Capitalism takes this as a natural given right.  But then capitalism takes it as the natural order that all humanity should be subservient to its own, that is to say capitalism's, dictates and requirements, even to the point of demanding  blood sacrifice for its preservation!  Look at its passion for war and delight in modern goon squads!  Ukraine! Syria!   In this it rather resembles the ancient religion of  Peru, where quantities of blood were offered to the gods in ritual sacrifice. This to ensure the harvest, success in battle, and the ongoing rule of the priestly elite and other exploiters.   It would take a superior and better armed religion arriving from Spain to bring this blood shed to a close, substituting its own forms of death and destruction in the pursuit of golden riches such as to make the blood letting of the earlier ethnic exploiters look like child's play.   It has to be said though, that women did not play any significant part in these barbarities, never being required to take part in War the proud prerogative of men!  It took capitalist decadence and modern warfare to extend the privilege of murder,mayhem and destruction to the ranks of women. 

 

But this is not Luz  Sierra's quarrel.   She is more concerned with gender inequalities as she  sees  them, and she sees them as emanating from domineering men. She doesn't however see men as being manipulated, exploited or brutalized themselves by their subservience to capitalism.  She doesn't see us all as brutalized by capitalism, and this is a pity.  But perhaps she will one day soon. 

 

But her view of the unhappy condition of many presumably mainly working class women echoes that of  comrade Firoz in the article above. I can quote a paragraph here. 

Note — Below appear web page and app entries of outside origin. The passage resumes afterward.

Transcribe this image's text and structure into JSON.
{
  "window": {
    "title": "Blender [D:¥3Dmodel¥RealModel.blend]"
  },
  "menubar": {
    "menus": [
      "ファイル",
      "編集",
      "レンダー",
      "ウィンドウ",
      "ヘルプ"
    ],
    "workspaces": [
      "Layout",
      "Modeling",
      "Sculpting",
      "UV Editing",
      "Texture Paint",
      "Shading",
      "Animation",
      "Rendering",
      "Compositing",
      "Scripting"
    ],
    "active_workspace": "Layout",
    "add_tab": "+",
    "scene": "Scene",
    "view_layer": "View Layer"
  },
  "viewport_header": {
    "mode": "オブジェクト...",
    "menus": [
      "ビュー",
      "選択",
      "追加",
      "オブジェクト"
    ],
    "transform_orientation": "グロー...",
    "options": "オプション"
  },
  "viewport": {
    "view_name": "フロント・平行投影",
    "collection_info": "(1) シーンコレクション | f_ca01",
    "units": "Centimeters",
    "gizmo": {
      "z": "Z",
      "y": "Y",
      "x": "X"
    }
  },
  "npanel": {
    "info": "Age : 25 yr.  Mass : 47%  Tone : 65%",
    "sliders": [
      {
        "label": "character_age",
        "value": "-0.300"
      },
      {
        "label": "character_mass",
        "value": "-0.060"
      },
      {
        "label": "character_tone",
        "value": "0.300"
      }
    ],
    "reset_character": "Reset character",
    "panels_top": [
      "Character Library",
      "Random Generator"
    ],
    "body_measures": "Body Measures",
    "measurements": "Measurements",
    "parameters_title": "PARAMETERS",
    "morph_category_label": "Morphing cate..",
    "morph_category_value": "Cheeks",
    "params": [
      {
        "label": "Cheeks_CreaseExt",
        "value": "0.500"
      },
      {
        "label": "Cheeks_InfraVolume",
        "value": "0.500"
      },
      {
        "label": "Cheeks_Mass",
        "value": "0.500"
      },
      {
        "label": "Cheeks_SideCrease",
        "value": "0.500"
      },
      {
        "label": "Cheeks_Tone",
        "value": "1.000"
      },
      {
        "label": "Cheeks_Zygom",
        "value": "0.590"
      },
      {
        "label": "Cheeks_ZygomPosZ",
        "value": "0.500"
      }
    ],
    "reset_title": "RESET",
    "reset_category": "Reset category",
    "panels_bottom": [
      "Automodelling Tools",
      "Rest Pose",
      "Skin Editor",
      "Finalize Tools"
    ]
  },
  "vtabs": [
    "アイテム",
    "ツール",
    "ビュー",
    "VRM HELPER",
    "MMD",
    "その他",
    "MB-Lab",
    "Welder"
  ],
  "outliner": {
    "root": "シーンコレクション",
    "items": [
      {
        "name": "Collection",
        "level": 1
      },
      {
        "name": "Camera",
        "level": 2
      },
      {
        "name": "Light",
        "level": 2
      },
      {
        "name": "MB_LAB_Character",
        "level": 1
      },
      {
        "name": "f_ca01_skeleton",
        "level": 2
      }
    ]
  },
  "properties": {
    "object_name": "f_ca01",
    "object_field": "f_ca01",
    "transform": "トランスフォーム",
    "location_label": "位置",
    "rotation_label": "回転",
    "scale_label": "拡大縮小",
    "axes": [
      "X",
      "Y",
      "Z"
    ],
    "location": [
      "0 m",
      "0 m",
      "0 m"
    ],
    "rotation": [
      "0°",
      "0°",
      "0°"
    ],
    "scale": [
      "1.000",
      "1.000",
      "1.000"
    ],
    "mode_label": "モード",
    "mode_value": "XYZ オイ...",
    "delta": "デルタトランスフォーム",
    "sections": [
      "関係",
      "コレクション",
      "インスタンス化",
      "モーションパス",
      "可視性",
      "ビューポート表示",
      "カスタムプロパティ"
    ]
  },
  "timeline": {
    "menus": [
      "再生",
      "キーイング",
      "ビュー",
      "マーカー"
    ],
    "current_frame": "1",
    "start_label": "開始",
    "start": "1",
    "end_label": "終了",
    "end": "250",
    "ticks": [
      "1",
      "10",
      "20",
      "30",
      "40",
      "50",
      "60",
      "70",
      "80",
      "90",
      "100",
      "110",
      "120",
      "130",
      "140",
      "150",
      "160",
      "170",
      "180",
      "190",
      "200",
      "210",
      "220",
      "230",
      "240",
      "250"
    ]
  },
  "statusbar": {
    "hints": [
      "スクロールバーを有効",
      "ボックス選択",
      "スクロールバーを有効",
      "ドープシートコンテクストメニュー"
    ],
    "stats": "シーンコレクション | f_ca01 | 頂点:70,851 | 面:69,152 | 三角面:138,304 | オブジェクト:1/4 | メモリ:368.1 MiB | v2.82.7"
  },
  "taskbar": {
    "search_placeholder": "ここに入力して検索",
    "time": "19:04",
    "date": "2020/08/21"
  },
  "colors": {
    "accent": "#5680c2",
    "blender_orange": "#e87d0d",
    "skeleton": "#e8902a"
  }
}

Luz Sierra wrote:
 Hearing the stories and witnessing the sorrow of all the women who are blatant victims of patriarchy has inspired me to keep moving forward as an organizer. Watching my mother be passive with my father, witnessing my sisters being forced to display undesirable traits, and watching the tears women have shed after sharing their unfortunate stories of living under the oppressive rule of male figures has allowed me to turn anger into energy devoted to creating a society where women are no longer oppressed. I am tired of having to face gender inequality and watching women fall into its traps. We cannot continue to neglect this issue and endure these obstacles alone. As revolutionary women, we must take these matters seriously and find strategies and solutions to overcome them.

      

I'm sure her appeal will strike a chord with readers of this forum. I'm sure she could find strategies and solutions on this very website, or that of Internationalist  Voice.